→ WHAT THE EXERCISE ASKS: A bare number is the expected answer: the count of lines in the records that contain the word "简述外贸企业自营出口销售和代理出口销售的概念".

BEGIN EXERCISE DATA

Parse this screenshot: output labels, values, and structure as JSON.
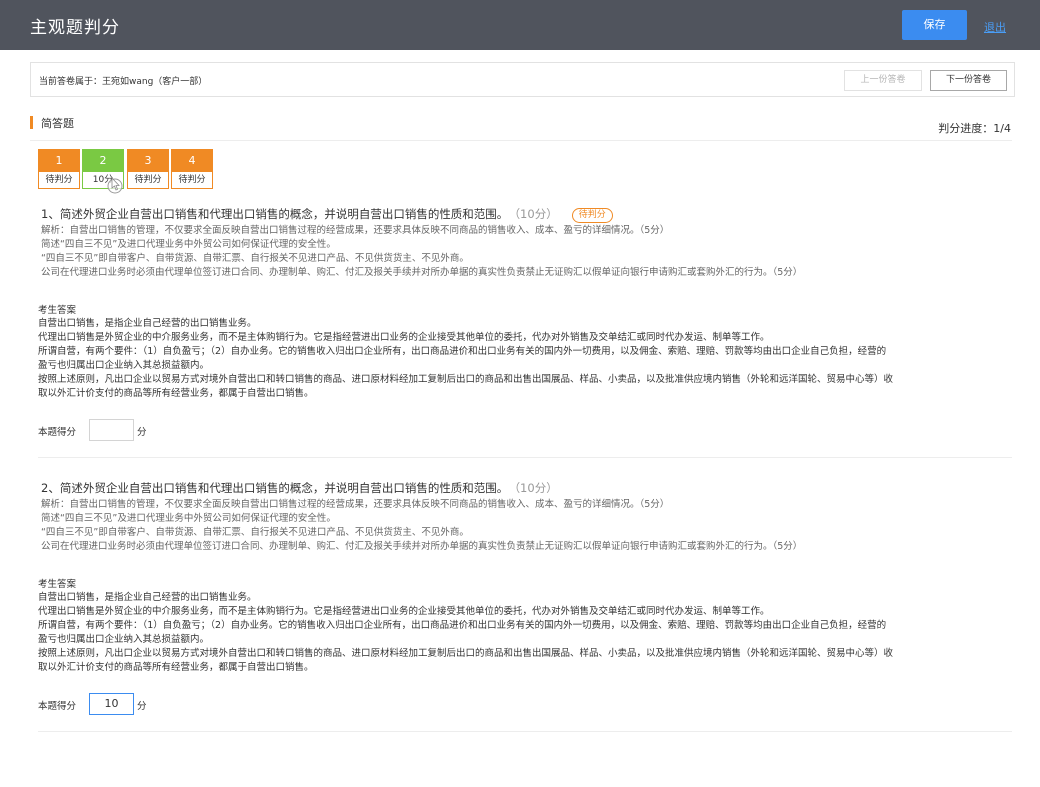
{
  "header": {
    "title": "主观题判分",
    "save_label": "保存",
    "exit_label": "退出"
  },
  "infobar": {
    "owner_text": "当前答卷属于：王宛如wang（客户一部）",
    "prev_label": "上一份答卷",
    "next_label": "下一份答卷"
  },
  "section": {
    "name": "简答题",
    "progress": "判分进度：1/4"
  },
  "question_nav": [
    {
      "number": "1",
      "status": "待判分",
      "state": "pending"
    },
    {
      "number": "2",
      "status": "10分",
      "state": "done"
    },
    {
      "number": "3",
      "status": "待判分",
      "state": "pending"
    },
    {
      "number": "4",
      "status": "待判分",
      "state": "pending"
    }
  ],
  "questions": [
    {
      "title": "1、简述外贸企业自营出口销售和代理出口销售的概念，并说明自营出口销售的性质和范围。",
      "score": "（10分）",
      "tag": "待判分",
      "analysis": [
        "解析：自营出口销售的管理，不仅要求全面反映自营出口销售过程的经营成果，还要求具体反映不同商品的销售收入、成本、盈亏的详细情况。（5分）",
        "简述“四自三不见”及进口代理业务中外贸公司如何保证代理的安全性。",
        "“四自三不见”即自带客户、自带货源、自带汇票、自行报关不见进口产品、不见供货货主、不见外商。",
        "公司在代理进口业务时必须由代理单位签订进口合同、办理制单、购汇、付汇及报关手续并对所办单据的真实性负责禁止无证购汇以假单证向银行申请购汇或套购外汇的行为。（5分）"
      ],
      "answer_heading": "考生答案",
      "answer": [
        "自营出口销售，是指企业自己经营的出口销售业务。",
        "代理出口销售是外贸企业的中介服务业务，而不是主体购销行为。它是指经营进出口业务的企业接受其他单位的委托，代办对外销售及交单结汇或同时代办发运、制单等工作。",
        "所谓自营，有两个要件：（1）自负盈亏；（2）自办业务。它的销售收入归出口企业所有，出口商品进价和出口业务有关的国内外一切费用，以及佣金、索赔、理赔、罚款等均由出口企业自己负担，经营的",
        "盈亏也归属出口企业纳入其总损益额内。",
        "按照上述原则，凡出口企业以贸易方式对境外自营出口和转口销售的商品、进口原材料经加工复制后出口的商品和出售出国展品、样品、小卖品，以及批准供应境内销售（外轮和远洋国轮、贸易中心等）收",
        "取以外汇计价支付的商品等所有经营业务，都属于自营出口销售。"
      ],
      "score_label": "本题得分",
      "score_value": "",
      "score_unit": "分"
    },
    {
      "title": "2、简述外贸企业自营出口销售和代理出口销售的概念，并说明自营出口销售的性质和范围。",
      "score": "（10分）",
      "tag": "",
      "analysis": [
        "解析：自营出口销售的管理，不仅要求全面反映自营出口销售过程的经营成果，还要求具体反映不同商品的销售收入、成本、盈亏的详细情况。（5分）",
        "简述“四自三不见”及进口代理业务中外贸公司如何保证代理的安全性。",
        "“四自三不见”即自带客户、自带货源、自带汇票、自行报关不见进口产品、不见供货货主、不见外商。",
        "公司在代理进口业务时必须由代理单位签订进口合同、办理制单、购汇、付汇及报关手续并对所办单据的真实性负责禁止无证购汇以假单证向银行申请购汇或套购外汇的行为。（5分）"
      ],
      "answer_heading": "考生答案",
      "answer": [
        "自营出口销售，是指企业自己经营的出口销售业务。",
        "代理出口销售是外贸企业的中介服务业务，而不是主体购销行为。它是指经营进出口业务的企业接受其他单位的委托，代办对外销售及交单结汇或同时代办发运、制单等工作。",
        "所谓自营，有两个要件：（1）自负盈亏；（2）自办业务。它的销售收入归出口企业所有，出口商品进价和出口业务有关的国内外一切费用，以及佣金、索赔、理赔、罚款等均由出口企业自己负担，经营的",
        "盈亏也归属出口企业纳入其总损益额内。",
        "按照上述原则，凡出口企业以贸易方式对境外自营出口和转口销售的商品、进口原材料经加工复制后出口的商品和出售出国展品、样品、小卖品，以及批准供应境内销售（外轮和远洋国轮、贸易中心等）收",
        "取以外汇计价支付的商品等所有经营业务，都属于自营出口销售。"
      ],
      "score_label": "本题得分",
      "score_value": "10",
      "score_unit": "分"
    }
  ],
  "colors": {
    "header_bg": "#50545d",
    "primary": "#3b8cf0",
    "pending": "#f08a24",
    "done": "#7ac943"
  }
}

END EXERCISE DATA

→ COMPLETED EXERCISE: 2